Simply, I had a Muslim publicist. The one truly invidious aspect of an otherwise cushy career, book tours can be gruelling. Spending day after day with a woman who ferries you to events, plies you with yet more coffee while you mouth off to interviewers, and keeps you company at dinner lest you huddle in restaurants self-consciously by yourself, you get to know her surprisingly well.
Genial, attractive, and crackerjack at her job, Anika is a Cape Town Malay — "coloured", in the old parlance — and while a student she was one of the pioneers of racial integration at Stellenbosch University. On learning she was Muslim, I was at first apprehensive; after long days of repeating myself to the point of self-hatred, I prefer to debrief with refreshment more bracing than orange juice. But I'd nothing to fear. While Anika herself is teetotal, at our dinners she cheerfully ordered bottles of wine, about whose grapes and vintners she was remarkably knowledgeable. She often refilled my glass or urged me to indulge in a nightcap. Before seeing me off at the airport, she drove us over an hour out of Cape Town to the Klein Constantia estate, just so I could score some of South Africa's most celebrated dessert wines. (I know — how we writers suffer for our art.) To my relief, she even nurses one vice herself: she smokes.
Yet my publicist wasn't some backsliding Muslim in name only. Anika is devout. Single, she lives chastely with her parents. She'd never marry a non-Muslim, who wouldn't share her core values.

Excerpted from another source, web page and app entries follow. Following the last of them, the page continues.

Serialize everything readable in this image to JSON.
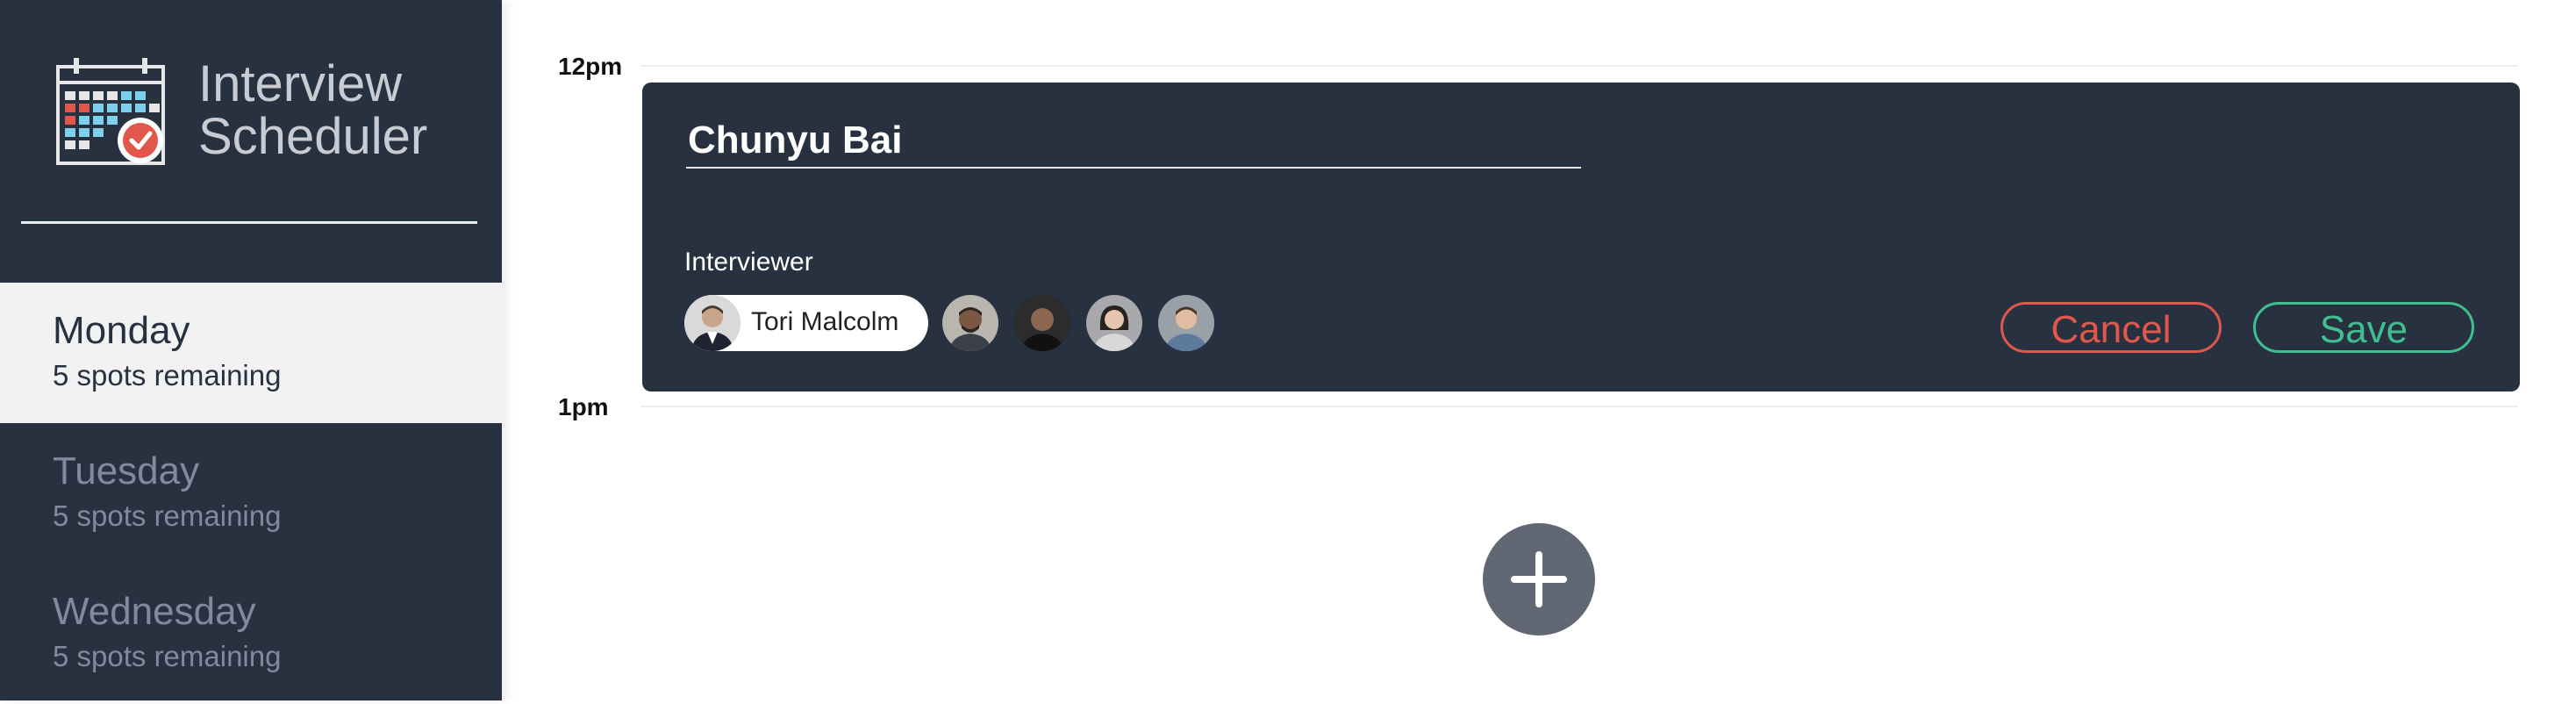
{
  "app": {
    "title_line1": "Interview",
    "title_line2": "Scheduler"
  },
  "days": [
    {
      "name": "Monday",
      "spots": "5 spots remaining",
      "selected": true
    },
    {
      "name": "Tuesday",
      "spots": "5 spots remaining",
      "selected": false
    },
    {
      "name": "Wednesday",
      "spots": "5 spots remaining",
      "selected": false
    }
  ],
  "schedule": {
    "times": [
      "12pm",
      "1pm"
    ],
    "form": {
      "student_name": "Chunyu Bai",
      "interviewer_label": "Interviewer",
      "selected_interviewer": "Tori Malcolm",
      "cancel_label": "Cancel",
      "save_label": "Save"
    }
  },
  "colors": {
    "sidebar_bg": "#283140",
    "card_bg": "#283140",
    "cancel": "#e0574b",
    "save": "#3fbf8f",
    "add_button": "#626873"
  },
  "icons": [
    "calendar-check-icon",
    "plus-icon"
  ]
}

She's already gone on the Umrah, the mini-hajj, and aims to undertake the hajj proper in future.